Problem details — Among the entries below, how many lines hold "from"? Reply with the number only.

Exercise material —
- - - - -

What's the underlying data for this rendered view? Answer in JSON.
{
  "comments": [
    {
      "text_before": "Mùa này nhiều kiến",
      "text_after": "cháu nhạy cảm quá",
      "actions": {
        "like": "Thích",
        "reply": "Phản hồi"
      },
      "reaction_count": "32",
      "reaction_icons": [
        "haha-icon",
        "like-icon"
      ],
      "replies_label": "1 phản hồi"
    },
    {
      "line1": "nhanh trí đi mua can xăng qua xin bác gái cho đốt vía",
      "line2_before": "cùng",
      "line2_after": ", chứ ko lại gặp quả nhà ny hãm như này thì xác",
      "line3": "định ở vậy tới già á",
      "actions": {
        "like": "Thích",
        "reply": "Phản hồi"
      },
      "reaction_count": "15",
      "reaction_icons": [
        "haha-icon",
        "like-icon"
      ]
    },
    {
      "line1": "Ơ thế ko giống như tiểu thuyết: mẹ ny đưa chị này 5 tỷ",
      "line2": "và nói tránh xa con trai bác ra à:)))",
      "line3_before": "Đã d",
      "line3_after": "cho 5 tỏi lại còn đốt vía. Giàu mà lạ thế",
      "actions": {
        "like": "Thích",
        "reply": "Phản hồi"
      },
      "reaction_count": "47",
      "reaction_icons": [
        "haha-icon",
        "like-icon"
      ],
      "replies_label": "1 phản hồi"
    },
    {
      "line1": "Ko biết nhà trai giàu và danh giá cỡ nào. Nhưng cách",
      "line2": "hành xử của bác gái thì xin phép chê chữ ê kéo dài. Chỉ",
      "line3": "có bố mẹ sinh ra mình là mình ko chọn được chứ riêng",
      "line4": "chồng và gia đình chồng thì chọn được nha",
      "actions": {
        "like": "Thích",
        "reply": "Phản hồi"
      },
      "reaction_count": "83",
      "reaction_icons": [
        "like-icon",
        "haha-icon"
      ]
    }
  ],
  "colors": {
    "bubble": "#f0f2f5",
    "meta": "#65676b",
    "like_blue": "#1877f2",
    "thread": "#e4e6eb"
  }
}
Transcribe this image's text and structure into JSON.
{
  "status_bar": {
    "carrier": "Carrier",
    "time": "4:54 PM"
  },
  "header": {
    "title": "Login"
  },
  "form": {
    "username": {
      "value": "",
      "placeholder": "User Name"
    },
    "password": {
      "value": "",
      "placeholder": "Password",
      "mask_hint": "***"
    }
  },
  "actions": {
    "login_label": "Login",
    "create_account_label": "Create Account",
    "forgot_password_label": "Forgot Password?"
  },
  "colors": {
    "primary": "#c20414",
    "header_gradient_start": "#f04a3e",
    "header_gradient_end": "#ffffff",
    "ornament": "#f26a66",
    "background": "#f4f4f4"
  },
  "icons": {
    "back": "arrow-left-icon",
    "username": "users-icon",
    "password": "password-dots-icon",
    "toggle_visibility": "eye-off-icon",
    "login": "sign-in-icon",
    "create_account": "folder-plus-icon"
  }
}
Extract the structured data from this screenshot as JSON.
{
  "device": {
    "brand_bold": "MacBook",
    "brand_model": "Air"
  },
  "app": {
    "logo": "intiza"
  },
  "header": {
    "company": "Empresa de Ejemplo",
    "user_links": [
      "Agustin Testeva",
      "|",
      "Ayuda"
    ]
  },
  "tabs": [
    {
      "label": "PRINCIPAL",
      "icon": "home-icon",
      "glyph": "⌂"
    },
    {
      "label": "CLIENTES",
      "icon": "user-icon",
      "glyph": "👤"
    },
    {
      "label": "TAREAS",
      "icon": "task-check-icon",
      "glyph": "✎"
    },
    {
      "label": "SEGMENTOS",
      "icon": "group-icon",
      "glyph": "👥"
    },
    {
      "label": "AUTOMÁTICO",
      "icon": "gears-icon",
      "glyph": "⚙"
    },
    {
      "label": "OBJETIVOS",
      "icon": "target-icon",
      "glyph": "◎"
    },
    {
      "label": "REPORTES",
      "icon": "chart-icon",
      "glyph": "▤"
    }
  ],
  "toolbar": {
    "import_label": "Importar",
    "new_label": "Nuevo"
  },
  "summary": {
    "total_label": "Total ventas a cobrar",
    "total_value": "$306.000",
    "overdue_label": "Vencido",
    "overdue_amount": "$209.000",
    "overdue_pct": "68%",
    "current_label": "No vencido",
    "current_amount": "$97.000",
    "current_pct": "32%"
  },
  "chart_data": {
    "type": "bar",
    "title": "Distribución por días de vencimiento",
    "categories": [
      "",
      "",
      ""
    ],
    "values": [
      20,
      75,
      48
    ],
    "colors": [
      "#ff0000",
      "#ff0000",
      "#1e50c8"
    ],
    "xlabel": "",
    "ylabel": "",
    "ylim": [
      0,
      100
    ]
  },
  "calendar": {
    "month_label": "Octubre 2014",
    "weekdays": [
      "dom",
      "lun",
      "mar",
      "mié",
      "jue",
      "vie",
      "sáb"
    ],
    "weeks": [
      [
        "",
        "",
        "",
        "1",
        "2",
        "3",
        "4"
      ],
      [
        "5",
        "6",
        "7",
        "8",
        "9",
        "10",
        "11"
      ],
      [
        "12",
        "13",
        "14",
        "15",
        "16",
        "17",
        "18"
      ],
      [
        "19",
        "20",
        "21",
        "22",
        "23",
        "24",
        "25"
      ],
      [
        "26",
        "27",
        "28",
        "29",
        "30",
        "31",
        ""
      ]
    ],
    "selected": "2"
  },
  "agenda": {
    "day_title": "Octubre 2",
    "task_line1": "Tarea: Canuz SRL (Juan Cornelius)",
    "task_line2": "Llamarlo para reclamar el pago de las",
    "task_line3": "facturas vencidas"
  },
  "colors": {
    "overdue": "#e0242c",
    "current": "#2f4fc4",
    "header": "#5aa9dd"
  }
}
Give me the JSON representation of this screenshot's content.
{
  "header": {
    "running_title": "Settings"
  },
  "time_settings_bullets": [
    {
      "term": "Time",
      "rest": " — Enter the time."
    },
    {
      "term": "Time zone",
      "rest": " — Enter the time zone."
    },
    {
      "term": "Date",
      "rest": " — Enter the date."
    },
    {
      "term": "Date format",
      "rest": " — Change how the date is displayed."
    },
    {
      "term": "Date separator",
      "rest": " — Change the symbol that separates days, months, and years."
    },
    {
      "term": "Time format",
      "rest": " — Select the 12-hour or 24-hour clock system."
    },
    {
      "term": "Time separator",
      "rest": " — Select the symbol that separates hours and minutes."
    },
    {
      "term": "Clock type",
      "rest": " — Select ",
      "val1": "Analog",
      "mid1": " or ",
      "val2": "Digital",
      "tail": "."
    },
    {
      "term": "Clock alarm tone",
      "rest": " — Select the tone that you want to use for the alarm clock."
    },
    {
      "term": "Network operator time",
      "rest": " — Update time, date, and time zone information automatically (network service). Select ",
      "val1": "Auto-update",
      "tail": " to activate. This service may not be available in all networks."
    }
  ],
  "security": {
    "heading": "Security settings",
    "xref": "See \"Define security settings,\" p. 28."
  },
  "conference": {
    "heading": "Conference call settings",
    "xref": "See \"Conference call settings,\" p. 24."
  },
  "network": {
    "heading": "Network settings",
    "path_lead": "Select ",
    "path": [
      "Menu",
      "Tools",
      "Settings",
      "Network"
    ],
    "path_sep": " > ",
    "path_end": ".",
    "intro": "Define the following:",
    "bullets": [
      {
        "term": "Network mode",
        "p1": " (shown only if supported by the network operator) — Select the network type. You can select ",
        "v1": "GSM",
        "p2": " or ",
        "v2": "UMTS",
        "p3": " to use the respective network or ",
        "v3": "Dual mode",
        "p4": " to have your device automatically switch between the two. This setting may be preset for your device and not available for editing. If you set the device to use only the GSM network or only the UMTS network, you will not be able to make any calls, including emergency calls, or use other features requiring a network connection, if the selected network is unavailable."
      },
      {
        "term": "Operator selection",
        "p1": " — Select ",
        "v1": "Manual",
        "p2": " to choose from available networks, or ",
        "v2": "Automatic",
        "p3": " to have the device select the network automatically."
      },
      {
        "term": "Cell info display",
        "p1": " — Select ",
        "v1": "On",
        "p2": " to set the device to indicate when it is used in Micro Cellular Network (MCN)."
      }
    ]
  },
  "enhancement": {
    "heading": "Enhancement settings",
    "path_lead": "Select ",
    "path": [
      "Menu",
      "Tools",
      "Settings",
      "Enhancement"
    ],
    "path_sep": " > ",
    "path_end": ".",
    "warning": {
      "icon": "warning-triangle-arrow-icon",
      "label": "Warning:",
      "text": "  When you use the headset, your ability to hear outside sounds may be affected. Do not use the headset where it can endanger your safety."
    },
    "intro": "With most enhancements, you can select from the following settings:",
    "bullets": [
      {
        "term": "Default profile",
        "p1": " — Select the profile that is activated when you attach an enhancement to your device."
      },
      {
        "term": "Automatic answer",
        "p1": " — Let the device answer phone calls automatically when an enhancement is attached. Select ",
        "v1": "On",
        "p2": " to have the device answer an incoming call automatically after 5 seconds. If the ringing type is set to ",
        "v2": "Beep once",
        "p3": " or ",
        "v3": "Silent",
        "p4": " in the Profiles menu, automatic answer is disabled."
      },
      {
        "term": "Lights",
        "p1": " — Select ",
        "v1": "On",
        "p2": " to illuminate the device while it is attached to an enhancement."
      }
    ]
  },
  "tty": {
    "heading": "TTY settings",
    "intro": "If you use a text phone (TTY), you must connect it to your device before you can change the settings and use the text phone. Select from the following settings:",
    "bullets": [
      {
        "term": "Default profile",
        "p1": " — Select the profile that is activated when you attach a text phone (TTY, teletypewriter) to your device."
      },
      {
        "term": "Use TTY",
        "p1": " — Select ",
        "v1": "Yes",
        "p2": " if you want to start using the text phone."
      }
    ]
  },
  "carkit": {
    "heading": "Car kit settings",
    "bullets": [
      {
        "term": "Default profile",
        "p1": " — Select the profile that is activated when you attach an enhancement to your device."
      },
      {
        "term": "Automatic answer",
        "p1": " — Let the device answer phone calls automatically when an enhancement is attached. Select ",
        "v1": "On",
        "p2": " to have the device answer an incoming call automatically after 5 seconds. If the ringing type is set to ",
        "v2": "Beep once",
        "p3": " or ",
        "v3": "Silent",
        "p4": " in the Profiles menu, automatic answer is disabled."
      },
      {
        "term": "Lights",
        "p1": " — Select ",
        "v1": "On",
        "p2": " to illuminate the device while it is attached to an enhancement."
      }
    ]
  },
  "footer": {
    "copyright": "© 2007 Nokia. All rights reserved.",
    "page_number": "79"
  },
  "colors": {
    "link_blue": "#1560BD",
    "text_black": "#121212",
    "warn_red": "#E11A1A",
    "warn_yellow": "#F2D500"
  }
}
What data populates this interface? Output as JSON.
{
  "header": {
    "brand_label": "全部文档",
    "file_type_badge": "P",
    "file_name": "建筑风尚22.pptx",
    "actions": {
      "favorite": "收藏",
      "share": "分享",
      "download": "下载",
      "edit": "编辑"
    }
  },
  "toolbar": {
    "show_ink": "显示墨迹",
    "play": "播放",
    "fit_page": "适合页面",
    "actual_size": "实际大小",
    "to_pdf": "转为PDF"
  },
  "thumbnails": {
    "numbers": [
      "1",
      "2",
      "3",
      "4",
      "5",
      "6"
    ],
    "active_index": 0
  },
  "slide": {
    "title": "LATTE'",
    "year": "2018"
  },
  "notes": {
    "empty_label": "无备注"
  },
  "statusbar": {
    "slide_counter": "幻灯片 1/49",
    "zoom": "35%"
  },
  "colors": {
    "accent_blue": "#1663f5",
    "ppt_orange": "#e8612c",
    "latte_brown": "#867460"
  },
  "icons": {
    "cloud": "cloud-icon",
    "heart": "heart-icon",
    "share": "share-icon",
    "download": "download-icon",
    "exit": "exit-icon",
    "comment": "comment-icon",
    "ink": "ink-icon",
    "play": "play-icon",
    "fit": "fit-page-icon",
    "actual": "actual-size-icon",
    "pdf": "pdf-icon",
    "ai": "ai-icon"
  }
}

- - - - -

Reply — 4